(JUST KIDDING JOHNNY AND BABY I LOVE YOU FOREVER PLEASE ADOPT ME.)
It’s okay to read these and still love the movie. Right?
1. The opening line.
“That was the summer of 1963 when everybody called me Baby, and it didn’t occur to me to mind.”
Hang on. Baby was a feminist, Peace-Corps aspiring activist, and it “didn’t occur” to her to mind that she’d been given a ridiculous, demeaning nickname? Go back to your playpen, baby.
2. Why is the Johnny-and-Baby love even forbidden?

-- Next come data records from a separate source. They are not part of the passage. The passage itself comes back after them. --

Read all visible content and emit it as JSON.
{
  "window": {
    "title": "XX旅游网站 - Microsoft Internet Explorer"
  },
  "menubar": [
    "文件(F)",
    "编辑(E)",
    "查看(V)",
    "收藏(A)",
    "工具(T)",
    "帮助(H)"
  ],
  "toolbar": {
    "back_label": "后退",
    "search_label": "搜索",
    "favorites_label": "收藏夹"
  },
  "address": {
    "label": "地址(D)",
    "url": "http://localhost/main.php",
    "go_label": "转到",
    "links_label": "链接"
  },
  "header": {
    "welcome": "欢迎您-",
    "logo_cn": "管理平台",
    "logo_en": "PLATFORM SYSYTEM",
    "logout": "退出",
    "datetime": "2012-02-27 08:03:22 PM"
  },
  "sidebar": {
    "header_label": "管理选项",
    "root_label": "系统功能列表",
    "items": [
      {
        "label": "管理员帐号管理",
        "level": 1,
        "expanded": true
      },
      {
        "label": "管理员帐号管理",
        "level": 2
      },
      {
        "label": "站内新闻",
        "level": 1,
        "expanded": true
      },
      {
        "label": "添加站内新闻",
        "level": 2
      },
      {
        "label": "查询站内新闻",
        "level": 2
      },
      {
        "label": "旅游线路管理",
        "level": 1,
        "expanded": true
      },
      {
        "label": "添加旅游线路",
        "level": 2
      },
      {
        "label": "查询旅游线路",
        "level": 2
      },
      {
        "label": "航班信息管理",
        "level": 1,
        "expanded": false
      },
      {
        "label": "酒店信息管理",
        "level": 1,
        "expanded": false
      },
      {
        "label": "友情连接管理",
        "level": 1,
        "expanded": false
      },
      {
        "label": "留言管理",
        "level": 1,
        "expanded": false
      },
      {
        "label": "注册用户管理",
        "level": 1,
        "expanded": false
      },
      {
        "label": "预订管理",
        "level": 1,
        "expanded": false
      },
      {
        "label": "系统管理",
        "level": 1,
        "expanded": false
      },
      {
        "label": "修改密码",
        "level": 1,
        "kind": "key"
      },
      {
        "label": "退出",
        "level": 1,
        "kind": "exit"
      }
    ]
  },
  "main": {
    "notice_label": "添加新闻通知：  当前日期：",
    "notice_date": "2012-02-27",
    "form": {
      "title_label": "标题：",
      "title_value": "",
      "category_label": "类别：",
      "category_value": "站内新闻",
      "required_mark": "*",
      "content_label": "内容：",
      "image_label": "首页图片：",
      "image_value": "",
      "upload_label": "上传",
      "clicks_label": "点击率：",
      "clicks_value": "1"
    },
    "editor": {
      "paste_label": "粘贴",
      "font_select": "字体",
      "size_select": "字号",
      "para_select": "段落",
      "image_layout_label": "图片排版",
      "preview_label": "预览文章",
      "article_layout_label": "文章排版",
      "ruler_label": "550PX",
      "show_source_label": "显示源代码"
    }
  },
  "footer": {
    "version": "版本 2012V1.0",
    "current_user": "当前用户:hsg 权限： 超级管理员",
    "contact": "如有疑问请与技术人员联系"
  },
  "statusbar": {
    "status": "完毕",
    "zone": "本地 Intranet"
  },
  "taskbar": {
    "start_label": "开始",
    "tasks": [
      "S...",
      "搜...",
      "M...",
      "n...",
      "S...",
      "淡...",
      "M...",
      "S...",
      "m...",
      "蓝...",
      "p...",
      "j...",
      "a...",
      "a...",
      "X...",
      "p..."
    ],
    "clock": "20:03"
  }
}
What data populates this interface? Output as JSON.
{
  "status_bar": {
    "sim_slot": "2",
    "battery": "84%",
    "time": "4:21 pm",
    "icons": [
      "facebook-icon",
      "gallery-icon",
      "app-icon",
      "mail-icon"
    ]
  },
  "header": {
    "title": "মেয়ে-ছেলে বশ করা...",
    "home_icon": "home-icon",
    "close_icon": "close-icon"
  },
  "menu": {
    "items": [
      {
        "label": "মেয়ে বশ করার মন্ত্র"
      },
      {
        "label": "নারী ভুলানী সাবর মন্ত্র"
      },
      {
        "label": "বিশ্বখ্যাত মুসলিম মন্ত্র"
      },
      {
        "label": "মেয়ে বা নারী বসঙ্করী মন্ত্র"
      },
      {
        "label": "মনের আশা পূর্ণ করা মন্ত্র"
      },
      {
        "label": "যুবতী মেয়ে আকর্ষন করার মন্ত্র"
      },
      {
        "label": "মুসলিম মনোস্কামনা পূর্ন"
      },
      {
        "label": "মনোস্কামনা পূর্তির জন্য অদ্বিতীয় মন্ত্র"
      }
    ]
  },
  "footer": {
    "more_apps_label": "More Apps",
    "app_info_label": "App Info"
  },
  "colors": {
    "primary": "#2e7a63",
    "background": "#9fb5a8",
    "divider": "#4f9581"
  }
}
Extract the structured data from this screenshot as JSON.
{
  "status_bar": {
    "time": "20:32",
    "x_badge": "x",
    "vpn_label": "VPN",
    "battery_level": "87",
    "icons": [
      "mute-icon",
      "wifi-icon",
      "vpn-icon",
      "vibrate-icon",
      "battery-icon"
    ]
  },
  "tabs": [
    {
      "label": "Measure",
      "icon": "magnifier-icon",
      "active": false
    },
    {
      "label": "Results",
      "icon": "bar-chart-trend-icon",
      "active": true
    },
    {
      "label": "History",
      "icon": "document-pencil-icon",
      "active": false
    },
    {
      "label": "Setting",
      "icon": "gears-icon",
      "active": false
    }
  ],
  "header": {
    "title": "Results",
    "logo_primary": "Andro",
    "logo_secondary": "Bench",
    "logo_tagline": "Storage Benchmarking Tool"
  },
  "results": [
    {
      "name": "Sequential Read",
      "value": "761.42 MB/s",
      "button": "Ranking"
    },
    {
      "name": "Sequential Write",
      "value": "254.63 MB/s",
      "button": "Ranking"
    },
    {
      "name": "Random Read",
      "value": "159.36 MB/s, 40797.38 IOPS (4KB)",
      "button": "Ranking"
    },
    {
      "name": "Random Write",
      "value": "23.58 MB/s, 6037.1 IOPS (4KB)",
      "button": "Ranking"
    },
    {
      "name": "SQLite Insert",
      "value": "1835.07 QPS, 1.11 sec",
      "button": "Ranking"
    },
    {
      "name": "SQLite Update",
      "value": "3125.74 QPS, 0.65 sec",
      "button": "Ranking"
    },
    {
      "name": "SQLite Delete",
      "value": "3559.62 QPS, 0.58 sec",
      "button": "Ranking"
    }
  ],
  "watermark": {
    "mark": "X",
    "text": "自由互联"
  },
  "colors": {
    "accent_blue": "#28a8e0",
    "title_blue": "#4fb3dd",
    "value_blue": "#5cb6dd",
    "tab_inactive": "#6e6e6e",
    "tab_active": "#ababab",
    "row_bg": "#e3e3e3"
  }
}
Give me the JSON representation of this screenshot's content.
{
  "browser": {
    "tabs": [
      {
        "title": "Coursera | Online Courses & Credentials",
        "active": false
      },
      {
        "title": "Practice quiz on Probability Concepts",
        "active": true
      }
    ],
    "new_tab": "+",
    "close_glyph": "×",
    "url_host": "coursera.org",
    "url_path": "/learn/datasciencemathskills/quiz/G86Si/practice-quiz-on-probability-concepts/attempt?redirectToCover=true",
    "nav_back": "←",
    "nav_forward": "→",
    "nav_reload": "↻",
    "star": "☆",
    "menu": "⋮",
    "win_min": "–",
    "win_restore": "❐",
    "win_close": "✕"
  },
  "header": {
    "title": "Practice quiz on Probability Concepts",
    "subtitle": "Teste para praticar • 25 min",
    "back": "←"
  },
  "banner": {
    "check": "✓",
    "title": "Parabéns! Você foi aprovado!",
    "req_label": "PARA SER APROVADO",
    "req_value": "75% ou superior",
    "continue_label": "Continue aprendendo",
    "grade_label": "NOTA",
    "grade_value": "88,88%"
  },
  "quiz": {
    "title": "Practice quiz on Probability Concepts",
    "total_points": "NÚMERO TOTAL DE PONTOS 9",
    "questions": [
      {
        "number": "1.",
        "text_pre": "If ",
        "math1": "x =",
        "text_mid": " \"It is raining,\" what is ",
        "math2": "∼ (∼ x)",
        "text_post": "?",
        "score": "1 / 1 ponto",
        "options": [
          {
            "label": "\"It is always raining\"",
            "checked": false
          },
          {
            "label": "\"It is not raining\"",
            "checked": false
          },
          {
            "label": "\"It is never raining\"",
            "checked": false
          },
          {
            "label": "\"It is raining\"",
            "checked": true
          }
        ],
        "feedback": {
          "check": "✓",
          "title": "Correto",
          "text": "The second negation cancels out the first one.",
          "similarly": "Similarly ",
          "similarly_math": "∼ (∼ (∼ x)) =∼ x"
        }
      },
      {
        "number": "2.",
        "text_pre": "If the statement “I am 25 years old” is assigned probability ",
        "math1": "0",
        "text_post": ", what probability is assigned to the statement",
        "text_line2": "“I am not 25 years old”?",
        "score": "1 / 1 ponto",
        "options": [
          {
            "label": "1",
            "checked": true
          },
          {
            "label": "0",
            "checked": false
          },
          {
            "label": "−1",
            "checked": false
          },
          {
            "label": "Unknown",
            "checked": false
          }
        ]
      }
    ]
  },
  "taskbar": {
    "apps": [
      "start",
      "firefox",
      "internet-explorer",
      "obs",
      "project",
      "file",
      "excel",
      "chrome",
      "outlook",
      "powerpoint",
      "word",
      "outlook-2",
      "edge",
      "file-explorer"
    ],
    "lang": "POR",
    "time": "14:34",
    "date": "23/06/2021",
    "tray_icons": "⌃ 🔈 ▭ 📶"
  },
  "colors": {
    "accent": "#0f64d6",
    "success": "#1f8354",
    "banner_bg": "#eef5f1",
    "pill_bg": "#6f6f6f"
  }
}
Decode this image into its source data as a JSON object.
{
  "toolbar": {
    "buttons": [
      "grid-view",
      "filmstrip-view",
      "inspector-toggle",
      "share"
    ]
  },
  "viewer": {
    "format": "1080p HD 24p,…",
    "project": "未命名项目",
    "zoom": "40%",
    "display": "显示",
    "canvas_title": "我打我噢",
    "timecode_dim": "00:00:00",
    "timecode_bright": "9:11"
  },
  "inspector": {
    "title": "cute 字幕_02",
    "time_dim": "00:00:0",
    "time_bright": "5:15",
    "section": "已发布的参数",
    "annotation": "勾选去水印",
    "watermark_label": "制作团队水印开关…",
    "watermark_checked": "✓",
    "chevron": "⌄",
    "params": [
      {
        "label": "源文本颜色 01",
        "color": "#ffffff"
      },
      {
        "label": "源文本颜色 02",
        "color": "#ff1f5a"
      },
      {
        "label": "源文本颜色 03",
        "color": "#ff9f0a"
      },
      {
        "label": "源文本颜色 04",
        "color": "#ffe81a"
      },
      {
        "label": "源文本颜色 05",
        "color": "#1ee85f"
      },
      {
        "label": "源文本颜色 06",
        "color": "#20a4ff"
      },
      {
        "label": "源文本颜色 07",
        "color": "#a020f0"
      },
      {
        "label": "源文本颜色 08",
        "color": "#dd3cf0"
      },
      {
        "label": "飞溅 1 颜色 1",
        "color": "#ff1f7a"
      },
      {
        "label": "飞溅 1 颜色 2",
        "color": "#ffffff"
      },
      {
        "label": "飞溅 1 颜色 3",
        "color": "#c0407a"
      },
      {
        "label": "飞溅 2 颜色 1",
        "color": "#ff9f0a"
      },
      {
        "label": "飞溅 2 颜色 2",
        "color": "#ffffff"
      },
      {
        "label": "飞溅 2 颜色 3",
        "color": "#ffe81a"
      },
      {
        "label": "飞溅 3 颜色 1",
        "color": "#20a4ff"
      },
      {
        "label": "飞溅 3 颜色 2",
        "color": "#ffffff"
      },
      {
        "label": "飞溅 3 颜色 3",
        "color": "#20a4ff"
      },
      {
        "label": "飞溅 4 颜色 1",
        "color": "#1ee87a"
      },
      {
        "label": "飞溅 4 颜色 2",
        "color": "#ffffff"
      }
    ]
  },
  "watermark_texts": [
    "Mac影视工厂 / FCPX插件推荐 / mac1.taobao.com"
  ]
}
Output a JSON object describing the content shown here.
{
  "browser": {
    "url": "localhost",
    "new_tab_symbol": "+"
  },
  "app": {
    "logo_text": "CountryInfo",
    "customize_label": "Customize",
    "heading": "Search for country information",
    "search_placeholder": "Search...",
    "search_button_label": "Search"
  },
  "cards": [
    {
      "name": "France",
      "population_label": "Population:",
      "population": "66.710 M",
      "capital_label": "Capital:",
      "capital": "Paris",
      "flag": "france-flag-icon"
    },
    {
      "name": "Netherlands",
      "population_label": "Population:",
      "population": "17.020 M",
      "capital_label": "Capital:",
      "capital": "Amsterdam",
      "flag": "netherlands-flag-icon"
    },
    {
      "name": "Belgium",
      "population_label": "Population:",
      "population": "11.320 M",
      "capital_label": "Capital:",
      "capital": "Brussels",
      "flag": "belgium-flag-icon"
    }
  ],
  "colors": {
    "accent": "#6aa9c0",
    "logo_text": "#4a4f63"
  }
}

Hotel-owner Max Kellerman tells the waiters to “show the goddamn daughters a good time” at the resort. Presumably it’s because… he wants the girls to… no, I don’t know. So the young girls will fall in love and then want to come back? If that’s the case, WHY are Johnny and the other entertainment staff instructed to “keep their hands off”? WHAT’S WITH THE HIERARCHY BETWEEN A WAITER AND A DANCE TEACHER?
3. And yet, Johnny is allowed to sleep with the older women??
Max is all for Johnny sleeping with the ‘bungalow bunnies’, the older ladies with money. SO many double standards at Kellerman’s.
3. Baby lies about checking on her sister.
When the dorky Neil Kellerman takes Baby outside (“I love to watch your hair blowing in the breeze…” UGHH), she sees her sister stumble out of the woods with Robbie The Creep, crying, with her skirt tugged down, asking for an apology. There’s clearly been some kind of sexual assault, guys. Baby shrugs it off. Whatever, sister. Deal.